To do: Search the records below for the word "this", then return every line where it appears.

-- Dataset follows --

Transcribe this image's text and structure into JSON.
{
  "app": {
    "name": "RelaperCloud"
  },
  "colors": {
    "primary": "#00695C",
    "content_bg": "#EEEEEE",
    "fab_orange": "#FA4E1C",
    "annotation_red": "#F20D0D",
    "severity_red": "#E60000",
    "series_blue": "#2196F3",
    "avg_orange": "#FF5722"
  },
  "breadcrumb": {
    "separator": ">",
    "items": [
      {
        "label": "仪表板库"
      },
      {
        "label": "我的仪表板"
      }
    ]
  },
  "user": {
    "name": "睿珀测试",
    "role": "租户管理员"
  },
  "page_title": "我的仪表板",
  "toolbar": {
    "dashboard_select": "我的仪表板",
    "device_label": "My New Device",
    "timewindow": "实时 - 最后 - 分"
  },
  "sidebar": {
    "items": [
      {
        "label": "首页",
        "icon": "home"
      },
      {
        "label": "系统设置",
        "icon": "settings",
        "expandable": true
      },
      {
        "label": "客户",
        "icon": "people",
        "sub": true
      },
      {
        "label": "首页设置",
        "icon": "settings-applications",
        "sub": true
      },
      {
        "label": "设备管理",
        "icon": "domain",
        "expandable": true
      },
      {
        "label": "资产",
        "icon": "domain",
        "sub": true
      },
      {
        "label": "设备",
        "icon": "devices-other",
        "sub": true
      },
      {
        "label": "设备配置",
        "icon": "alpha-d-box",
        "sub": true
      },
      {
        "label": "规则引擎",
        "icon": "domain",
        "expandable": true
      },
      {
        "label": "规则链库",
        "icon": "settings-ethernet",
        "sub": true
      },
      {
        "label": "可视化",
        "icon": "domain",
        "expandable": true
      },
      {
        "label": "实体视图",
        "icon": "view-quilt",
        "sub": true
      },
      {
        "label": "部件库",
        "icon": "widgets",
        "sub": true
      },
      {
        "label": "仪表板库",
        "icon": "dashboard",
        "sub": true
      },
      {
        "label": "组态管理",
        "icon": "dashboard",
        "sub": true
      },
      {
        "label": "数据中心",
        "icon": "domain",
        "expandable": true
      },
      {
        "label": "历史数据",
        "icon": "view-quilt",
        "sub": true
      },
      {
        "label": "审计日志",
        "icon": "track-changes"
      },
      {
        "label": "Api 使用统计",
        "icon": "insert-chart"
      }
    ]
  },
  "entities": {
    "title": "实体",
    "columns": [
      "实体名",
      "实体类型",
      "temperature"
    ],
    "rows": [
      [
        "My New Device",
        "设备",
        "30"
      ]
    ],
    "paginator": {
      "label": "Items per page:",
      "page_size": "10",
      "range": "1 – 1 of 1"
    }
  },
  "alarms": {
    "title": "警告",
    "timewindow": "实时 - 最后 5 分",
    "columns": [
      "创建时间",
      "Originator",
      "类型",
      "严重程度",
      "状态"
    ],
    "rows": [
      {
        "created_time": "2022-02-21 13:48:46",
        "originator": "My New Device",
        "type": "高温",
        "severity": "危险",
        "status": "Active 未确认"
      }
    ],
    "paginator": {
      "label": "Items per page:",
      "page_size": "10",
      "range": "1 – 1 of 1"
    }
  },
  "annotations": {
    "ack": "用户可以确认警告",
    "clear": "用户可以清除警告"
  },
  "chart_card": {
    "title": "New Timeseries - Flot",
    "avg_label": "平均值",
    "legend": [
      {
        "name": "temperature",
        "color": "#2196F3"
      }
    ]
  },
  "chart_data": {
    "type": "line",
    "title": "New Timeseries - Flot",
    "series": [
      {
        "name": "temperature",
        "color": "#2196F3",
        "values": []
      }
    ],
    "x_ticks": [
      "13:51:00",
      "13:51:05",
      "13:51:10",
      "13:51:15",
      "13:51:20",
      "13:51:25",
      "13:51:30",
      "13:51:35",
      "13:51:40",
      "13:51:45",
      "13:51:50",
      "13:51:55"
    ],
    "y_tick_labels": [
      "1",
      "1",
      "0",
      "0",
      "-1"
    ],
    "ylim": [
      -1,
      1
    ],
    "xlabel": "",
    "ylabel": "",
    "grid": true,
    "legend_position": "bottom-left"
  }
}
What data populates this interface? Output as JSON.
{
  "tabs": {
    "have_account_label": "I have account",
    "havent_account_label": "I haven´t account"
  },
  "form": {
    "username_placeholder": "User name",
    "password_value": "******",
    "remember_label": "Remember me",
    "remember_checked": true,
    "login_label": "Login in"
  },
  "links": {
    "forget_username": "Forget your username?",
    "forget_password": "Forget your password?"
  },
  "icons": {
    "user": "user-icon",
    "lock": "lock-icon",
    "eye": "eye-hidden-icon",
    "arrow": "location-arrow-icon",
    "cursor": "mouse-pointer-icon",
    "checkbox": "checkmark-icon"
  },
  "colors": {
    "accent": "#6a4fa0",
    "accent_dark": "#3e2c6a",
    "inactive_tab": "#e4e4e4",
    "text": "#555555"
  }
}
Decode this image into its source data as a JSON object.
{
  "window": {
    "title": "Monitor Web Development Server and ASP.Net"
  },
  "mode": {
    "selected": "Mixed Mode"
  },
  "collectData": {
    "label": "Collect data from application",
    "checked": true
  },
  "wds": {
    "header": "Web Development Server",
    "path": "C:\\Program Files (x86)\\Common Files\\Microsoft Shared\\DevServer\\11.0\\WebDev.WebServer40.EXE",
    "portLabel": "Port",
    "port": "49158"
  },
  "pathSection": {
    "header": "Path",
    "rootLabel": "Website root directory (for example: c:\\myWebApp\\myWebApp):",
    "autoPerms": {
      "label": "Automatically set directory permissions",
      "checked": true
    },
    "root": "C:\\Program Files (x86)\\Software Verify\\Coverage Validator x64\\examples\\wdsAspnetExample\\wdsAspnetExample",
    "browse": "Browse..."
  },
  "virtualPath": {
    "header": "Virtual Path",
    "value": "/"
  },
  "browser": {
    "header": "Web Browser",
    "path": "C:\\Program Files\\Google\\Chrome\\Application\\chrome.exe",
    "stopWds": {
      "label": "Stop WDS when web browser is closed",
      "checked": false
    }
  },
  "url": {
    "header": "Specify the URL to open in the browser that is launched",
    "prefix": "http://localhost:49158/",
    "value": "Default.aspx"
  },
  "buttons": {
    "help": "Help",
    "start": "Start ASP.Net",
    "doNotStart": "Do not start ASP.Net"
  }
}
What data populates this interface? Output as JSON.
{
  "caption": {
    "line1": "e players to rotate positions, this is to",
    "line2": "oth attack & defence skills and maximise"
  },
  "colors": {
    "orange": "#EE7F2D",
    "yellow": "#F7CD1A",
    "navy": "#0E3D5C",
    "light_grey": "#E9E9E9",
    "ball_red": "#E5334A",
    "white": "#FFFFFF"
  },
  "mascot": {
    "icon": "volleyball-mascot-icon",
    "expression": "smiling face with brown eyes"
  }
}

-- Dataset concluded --

Task output:
Transcribe this image's text and structure into JSON.
What data populates this interface? Output as JSON.
Decode this image into its source data as a JSON object.
What data populates this interface? Output as JSON.
    "line1": "e players to rotate positions, this is to",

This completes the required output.